Includes:Grumpy Old Men (1993), MPAA Rating: PG-13 Grumpier Old Men (1995), MPAA Rating: PG-13 Grumpy Old Men This cheerful holiday comedy, a surprise box office smash, featured a generous dollop of raunchy, crude humor and was greatly elevated by the presence of masterful performers in the lead roles. Jack Lemmon is John Gustafson, an ice-fishing Minnesota native who has been feuding with his neighbor and former best friend Max Goldman (Walter Matthau) for decades. The battle of wills between John and Max is characterized by crude name calling and harmless practical jokes. Max is unaware that John is having serious problems, chiefly that his daughter Melanie (Daryl Hannah) is experiencing marital woes and that his house is about to be confiscated by an officious IRS agent (Buck Henry). When it seems that John and Max may finally put aside their childish rivalry, however, sexy new neighbor Ariel (Ann-Margret) arrives and dates both men, pitting them against each other more fiercely than ever before. Despite their mutual loathing, the death of a friend, John's problems, and a budding romance between Max's son Jacob (Kevin Pollak) and Melanie may force the two old friends to reconcile. ~ Karl Williams, All Movie Guide Grumpier Old Men In this sequel to the surprise hit Grumpy Old Men, life goes on much as it usually does in Wabasha County, Minnesota, with the only notable differences being that John Gustafson (Jack Lemmon) and Max Goldman (Walter Matthau) are getting along all right (or at least to the extent that they're capable of getting along with each other), and that John's marriage to free-spirited Ariel (Ann-Margret) is working out quite nicely. John and Max's great obsession in life remains fishing, and both are vying to reel in "Catfish Hunter," a trophy fish that local anglers have been trying to catch for ages.
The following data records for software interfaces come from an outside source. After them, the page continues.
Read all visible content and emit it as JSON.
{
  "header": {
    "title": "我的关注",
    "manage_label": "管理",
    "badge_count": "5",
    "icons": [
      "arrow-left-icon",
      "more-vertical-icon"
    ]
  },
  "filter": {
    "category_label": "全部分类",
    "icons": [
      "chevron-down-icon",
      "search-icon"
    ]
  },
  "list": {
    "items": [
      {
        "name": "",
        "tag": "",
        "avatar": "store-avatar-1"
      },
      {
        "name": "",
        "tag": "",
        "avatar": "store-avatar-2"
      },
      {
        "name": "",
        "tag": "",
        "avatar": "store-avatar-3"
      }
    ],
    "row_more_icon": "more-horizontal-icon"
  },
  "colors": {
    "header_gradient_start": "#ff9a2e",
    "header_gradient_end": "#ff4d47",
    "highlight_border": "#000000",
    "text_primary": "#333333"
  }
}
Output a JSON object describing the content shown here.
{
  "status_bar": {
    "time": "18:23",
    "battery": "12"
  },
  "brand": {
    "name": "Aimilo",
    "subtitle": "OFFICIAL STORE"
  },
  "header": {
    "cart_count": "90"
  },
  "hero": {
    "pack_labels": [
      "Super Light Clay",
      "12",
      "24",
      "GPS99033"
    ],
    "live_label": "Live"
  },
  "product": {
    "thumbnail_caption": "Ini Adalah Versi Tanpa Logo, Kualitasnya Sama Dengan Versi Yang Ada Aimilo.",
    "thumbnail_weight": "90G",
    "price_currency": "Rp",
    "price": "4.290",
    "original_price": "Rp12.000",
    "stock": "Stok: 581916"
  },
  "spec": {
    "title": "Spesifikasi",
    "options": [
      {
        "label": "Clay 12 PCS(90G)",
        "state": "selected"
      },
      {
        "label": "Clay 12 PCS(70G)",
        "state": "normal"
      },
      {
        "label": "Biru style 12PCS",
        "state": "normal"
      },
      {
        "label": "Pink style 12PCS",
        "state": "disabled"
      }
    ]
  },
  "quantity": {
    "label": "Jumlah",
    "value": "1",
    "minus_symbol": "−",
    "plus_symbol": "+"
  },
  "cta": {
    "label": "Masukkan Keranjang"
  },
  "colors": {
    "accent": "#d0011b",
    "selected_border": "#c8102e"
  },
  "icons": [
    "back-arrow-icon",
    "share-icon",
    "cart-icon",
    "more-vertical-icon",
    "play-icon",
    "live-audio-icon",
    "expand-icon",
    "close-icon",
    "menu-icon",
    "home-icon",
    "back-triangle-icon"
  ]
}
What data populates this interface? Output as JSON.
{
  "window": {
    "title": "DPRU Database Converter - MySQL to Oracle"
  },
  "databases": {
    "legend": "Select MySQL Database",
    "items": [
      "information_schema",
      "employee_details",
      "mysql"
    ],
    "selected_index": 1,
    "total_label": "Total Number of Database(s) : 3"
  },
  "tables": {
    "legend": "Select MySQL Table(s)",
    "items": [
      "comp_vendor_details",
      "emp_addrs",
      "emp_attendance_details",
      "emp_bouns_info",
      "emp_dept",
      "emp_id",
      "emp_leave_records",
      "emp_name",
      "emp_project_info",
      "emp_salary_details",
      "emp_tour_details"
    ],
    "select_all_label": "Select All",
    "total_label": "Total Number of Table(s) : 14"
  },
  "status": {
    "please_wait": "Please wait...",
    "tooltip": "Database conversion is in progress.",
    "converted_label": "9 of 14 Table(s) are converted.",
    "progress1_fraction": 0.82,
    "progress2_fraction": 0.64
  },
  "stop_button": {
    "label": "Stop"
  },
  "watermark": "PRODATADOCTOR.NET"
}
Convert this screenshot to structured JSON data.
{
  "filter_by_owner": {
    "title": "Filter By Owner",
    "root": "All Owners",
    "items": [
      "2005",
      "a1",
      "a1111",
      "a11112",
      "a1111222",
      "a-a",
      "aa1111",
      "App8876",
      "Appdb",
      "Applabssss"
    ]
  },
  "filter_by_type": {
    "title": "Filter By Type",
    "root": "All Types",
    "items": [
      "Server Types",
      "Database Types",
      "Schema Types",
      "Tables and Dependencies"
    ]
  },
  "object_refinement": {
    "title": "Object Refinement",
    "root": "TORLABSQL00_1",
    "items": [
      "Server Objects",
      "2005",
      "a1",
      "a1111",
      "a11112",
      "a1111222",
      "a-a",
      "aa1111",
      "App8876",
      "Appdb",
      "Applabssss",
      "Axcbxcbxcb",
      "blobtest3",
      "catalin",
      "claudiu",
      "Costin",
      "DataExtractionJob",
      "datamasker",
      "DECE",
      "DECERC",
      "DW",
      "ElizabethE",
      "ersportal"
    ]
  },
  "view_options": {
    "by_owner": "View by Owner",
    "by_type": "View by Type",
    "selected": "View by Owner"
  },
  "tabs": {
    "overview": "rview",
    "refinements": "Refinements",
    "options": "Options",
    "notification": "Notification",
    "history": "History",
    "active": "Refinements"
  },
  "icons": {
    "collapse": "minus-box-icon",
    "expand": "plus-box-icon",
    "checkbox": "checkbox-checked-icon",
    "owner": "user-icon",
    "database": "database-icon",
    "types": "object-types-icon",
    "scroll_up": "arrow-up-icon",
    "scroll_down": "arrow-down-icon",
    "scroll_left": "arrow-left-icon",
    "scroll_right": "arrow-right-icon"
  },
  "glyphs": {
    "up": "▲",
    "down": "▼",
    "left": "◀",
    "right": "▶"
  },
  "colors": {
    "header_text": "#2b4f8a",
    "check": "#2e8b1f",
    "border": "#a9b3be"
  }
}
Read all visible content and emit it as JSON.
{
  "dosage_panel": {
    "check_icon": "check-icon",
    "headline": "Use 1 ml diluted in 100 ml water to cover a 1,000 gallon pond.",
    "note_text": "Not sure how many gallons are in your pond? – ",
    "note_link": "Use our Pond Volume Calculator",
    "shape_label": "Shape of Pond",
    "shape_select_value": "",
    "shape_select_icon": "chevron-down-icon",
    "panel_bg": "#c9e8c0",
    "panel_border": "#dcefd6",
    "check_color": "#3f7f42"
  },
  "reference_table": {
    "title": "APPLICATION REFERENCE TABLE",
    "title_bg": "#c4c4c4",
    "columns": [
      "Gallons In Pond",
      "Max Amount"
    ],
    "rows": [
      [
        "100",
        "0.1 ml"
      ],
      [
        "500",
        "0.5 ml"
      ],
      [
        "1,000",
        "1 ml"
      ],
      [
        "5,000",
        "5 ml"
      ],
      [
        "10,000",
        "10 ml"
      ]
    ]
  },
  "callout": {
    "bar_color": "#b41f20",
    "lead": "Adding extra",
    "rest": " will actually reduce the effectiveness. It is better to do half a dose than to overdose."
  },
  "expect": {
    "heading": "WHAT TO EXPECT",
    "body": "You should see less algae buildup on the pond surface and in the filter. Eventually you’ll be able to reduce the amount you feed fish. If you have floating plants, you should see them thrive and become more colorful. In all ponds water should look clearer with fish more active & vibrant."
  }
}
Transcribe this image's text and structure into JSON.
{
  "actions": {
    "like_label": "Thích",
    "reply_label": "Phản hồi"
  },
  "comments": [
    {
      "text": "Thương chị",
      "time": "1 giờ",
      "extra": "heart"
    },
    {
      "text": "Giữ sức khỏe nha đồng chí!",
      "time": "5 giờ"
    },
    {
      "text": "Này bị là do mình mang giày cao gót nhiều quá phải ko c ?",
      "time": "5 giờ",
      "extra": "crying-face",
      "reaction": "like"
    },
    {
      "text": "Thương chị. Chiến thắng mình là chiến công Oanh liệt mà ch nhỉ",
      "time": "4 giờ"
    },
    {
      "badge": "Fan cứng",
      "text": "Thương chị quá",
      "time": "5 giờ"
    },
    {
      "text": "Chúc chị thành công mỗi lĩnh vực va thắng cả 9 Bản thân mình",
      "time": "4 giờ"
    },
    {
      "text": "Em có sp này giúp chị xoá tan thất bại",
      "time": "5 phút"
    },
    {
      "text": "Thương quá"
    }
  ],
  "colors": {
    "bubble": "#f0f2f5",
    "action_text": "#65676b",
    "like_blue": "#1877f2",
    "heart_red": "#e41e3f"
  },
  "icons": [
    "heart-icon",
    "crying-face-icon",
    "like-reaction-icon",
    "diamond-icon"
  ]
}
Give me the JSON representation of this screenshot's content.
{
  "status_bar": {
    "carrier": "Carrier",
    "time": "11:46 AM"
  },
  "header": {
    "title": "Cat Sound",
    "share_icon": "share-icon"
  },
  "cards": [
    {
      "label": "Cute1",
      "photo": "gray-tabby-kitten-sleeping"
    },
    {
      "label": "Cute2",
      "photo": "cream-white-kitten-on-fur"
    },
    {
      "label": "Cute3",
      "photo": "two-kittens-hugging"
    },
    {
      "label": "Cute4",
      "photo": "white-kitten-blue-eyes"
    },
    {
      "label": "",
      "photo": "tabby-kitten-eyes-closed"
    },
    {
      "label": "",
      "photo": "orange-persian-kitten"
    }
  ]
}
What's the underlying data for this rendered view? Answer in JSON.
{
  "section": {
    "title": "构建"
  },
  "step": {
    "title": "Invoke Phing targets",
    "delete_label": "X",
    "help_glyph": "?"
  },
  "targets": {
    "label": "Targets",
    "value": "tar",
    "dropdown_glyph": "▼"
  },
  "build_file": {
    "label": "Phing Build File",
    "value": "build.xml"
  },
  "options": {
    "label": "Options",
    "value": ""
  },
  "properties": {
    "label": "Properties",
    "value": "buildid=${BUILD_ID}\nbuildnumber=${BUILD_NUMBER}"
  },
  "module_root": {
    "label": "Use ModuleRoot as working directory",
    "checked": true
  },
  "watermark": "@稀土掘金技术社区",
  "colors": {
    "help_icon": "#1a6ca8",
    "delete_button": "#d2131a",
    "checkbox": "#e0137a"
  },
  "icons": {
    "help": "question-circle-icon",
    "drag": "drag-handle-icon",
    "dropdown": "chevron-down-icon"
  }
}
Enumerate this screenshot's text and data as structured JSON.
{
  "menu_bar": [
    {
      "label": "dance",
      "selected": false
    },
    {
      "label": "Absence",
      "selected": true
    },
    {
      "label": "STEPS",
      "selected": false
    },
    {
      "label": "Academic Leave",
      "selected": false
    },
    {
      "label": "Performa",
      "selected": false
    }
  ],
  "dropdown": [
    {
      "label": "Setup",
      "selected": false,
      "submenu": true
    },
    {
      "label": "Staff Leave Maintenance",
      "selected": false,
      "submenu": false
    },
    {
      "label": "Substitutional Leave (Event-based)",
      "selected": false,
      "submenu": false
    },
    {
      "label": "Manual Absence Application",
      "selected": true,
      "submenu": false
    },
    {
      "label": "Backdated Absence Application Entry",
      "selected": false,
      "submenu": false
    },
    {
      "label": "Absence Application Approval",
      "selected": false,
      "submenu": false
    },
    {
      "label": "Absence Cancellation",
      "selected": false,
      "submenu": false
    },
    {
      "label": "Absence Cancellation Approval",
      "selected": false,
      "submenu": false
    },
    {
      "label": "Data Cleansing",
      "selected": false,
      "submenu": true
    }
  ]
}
However, Max is outraged when Maria Ragetti (Sophia Loren) and her mother Francesca (Ann Morgan Guilbert) arrive in town and take over the local bait and tackle shop, only to announce that they're going to close it down and open an Italian restaurant in its place. Max goes to remarkable lengths to foil Maria's plans, but John thinks that his friend needs a wife, and that Max and Maria might make a good match. Grandpa Gustafson (Burgess Meredith) seems to think he'd be a good mate for Francesca, but then again he's not known for being very fussy about women. John's daughter Melanie (Daryl Hannah) and Max's son Jacob (Kevin Pollak) are trying to work out their own plans to get married, and they might just make it to the altar if John and Max can stop interfering. Grumpier Old Men proved to be the last role for veteran actor Burgess Meredith, who died two years after it was released. ~ Mark Deming, All Movie Guide